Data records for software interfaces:
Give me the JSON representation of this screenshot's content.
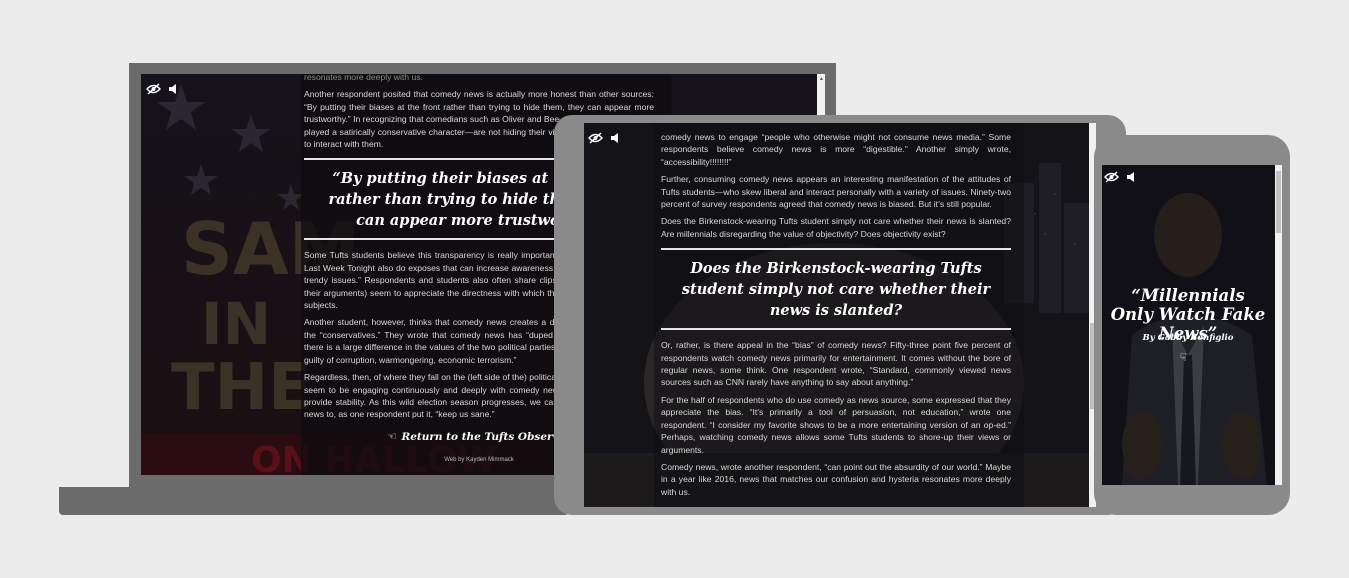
{
  "laptop": {
    "paragraphs_top": [
      "resonates more deeply with us.",
      "Another respondent posited that comedy news is actually more honest than other sources: “By putting their biases at the front rather than trying to hide them, they can appear more trustworthy.” In recognizing that comedians such as Oliver and Bee—and even Colbert, who played a satirically conservative character—are not hiding their views, some feel more able to interact with them."
    ],
    "pullquote": "“By putting their biases at the front rather than trying to hide them, they can appear more trustworthy”",
    "paragraphs_bottom": [
      "Some Tufts students believe this transparency is really important. One wrote, “Shows like Last Week Tonight also do exposes that can increase awareness of less well known or less trendy issues.” Respondents and students also often share clips on Facebook to support their arguments) seem to appreciate the directness with which these shows approach their subjects.",
      "Another student, however, thinks that comedy news creates a divide of “liberal” views vs. the “conservatives.” They wrote that comedy news has “duped neoliberals into believing there is a large difference in the values of the two political parties, instead, both parties are guilty of corruption, warmongering, economic terrorism.”",
      "Regardless, then, of where they fall on the (left side of the) political spectrum, Tufts students seem to be engaging continuously and deeply with comedy news. Perhaps these shows provide stability. As this wild election season progresses, we can count on comics on the news to, as one respondent put it, “keep us sane.”"
    ],
    "return_link": "Return to the Tufts Observer",
    "credit": "Web by Kayden Mimmack"
  },
  "tablet": {
    "paragraphs_top": [
      "comedy news to engage “people who otherwise might not consume news media.” Some respondents believe comedy news is more “digestible.” Another simply wrote, “accessibility!!!!!!!!”",
      "Further, consuming comedy news appears an interesting manifestation of the attitudes of Tufts students—who skew liberal and interact personally with a variety of issues. Ninety-two percent of survey respondents agreed that comedy news is biased. But it’s still popular.",
      "Does the Birkenstock-wearing Tufts student simply not care whether their news is slanted? Are millennials disregarding the value of objectivity? Does objectivity exist?"
    ],
    "pullquote": "Does the Birkenstock-wearing Tufts student simply not care whether their news is slanted?",
    "paragraphs_bottom": [
      "Or, rather, is there appeal in the “bias” of comedy news? Fifty-three point five percent of respondents watch comedy news primarily for entertainment. It comes without the bore of regular news, some think. One respondent wrote, “Standard, commonly viewed news sources such as CNN rarely have anything to say about anything.”",
      "For the half of respondents who do use comedy as news source, some expressed that they appreciate the bias. “It’s primarily a tool of persuasion, not education,” wrote one respondent. “I consider my favorite shows to be a more entertaining version of an op-ed.” Perhaps, watching comedy news allows some Tufts students to shore-up their views or arguments.",
      "Comedy news, wrote another respondent, “can point out the absurdity of our world.” Maybe in a year like 2016, news that matches our confusion and hysteria resonates more deeply with us."
    ]
  },
  "phone": {
    "title": "“Millennials Only Watch Fake News”",
    "byline": "By Gabby Bonfiglio",
    "scroll_hint_icon": "pointer-hand-icon"
  },
  "icons": {
    "visibility": "eye-slash-icon",
    "sound": "speaker-icon",
    "return": "pointer-hand-icon"
  },
  "colors": {
    "page_bg": "#ececec",
    "device_shell": "#6b6b6b",
    "tablet_shell": "#8a8a8a",
    "screen_bg": "#0f0d10"
  }
}
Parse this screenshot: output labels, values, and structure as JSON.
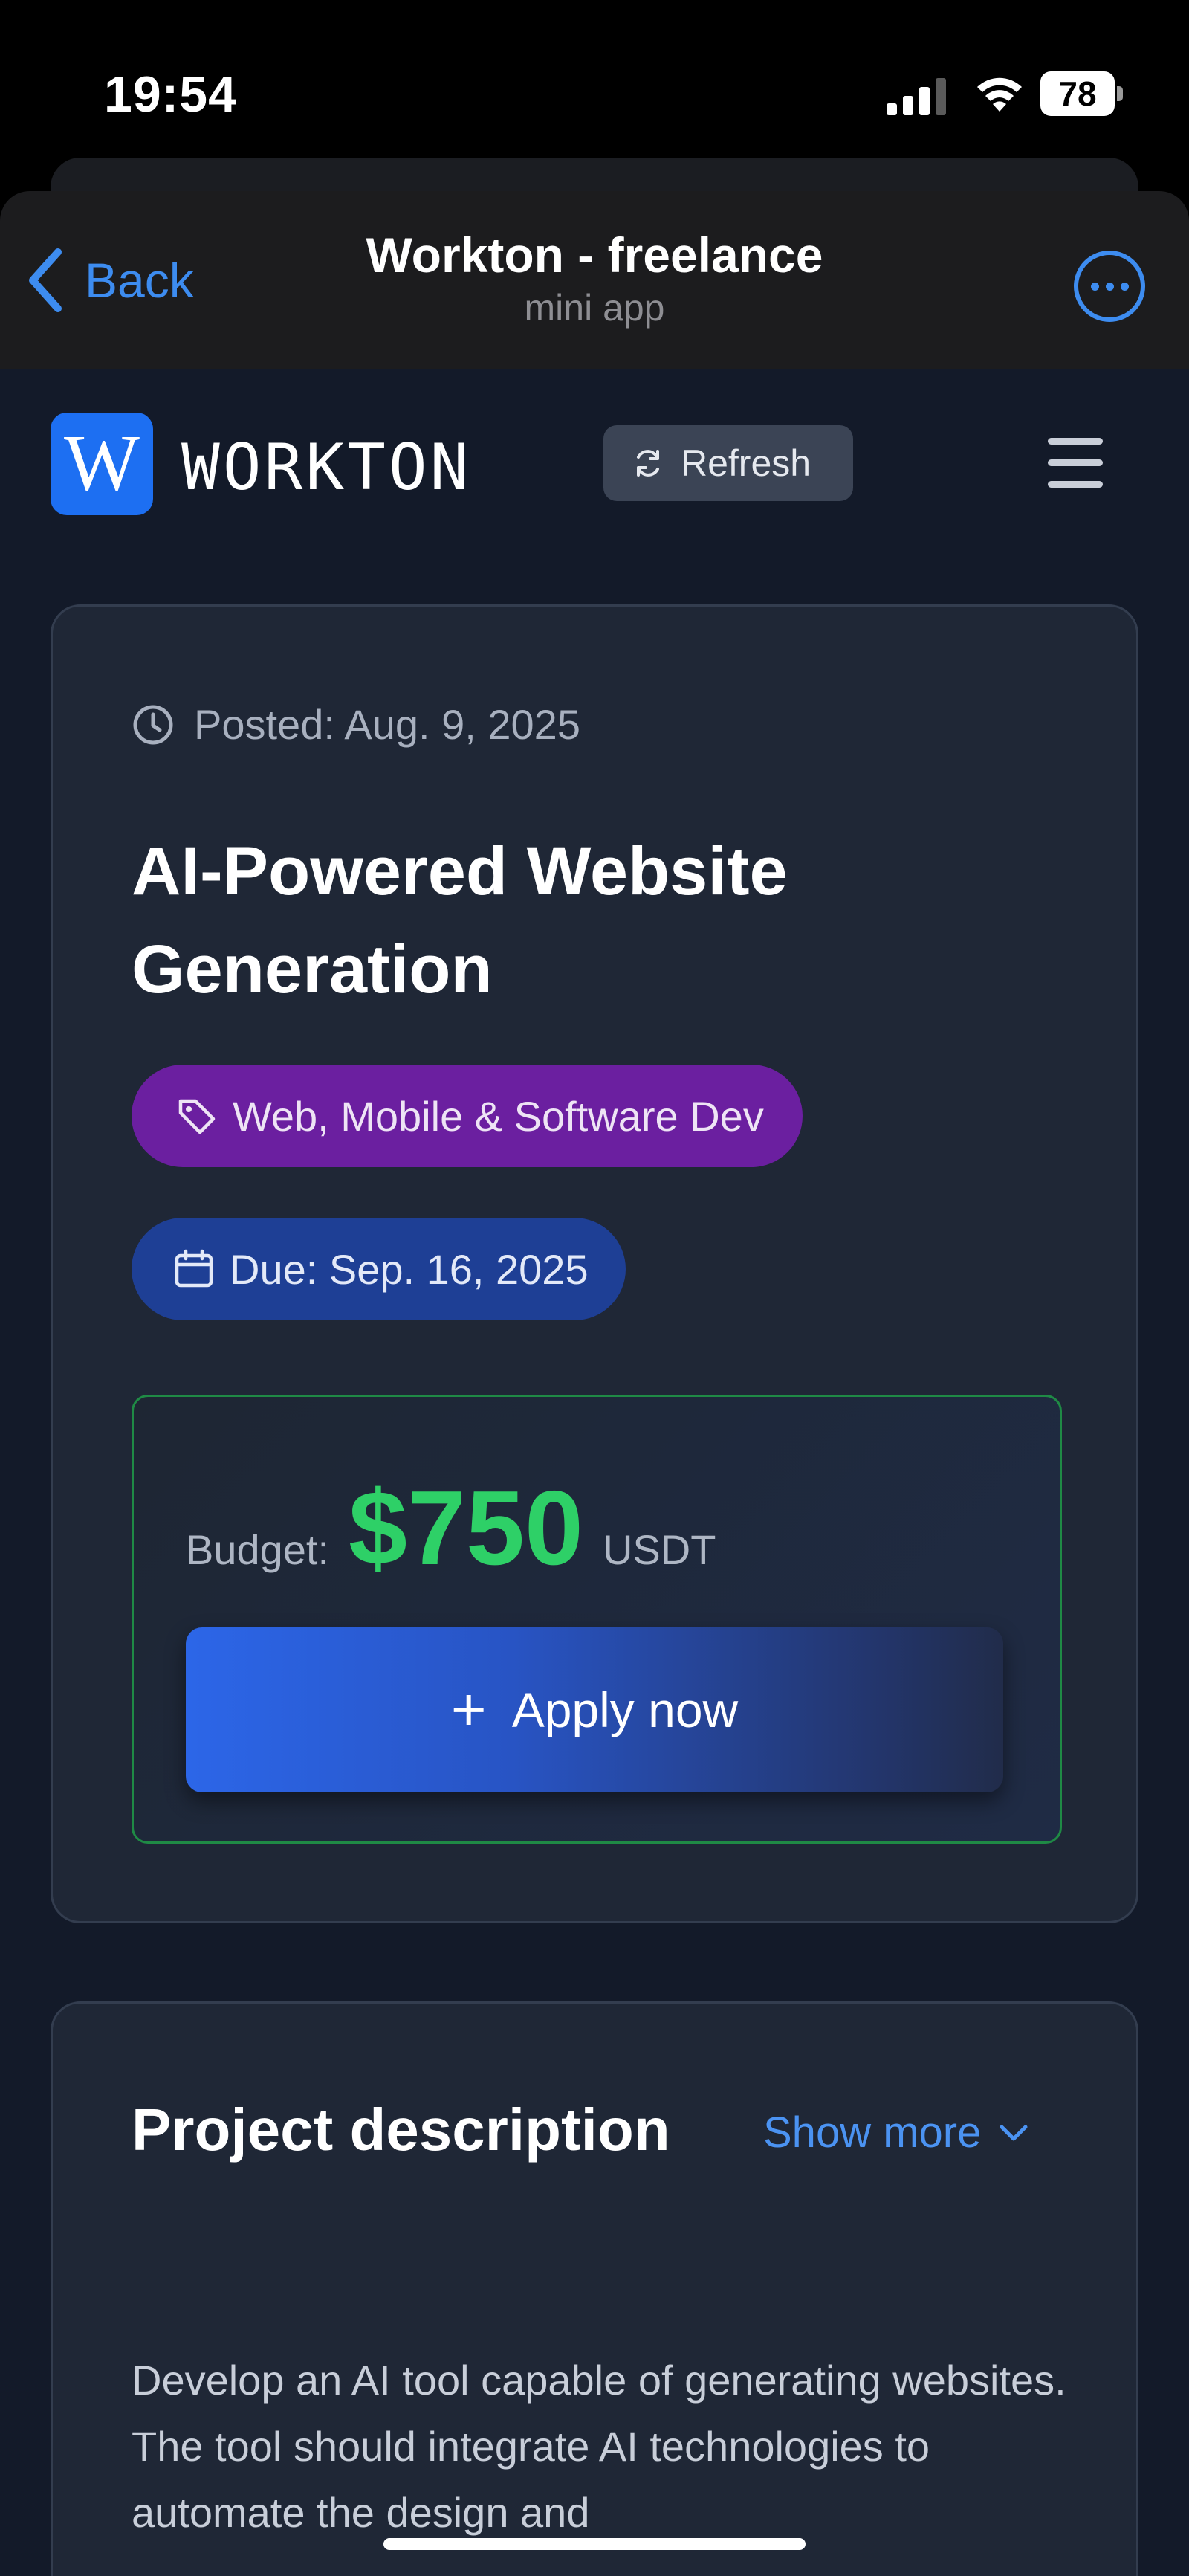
{
  "status_bar": {
    "time": "19:54",
    "battery_level": "78",
    "icons": [
      "signal-icon",
      "wifi-icon",
      "battery-icon"
    ]
  },
  "header": {
    "back_label": "Back",
    "title": "Workton - freelance",
    "subtitle": "mini app",
    "icons": [
      "chevron-left-icon",
      "more-icon"
    ]
  },
  "topbar": {
    "logo_letter": "W",
    "brand": "WORKTON",
    "refresh_label": "Refresh",
    "icons": [
      "refresh-icon",
      "menu-icon"
    ]
  },
  "job": {
    "posted": "Posted: Aug. 9, 2025",
    "title": "AI-Powered Website Generation",
    "category": "Web, Mobile & Software Dev",
    "due": "Due: Sep. 16, 2025",
    "budget_label": "Budget:",
    "budget_amount": "$750",
    "budget_currency": "USDT",
    "apply_plus": "+",
    "apply_label": "Apply now",
    "icons": [
      "clock-icon",
      "tag-icon",
      "calendar-icon",
      "plus-icon"
    ]
  },
  "description": {
    "heading": "Project description",
    "show_more": "Show more",
    "text": "Develop an AI tool capable of generating websites. The tool should integrate AI technologies to automate the design and",
    "icons": [
      "chevron-down-icon"
    ]
  },
  "colors": {
    "accent": "#3d8cf0",
    "budget_green": "#2ed067",
    "category_tag": "#6b1fa0",
    "due_tag": "#1e3f95",
    "card_bg": "#1f2736",
    "page_bg": "#131a29"
  }
}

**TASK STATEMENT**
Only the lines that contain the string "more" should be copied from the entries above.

**ANSWER SECTION**
      "resonates more deeply with us.",
      "Another respondent posited that comedy news is actually more honest than other sources: “By putting their biases at the front rather than trying to hide them, they can appear more trustworthy.” In recognizing that comedians such as Oliver and Bee—and even Colbert, who played a satirically conservative character—are not hiding their views, some feel more able to interact with them."
    "pullquote": "“By putting their biases at the front rather than trying to hide them, they can appear more trustworthy”",
      "comedy news to engage “people who otherwise might not consume news media.” Some respondents believe comedy news is more “digestible.” Another simply wrote, “accessibility!!!!!!!!”",
      "For the half of respondents who do use comedy as news source, some expressed that they appreciate the bias. “It’s primarily a tool of persuasion, not education,” wrote one respondent. “I consider my favorite shows to be a more entertaining version of an op-ed.” Perhaps, watching comedy news allows some Tufts students to shore-up their views or arguments.",
      "Comedy news, wrote another respondent, “can point out the absurdity of our world.” Maybe in a year like 2016, news that matches our confusion and hysteria resonates more deeply with us."
      "more-icon"
    "show_more": "Show more",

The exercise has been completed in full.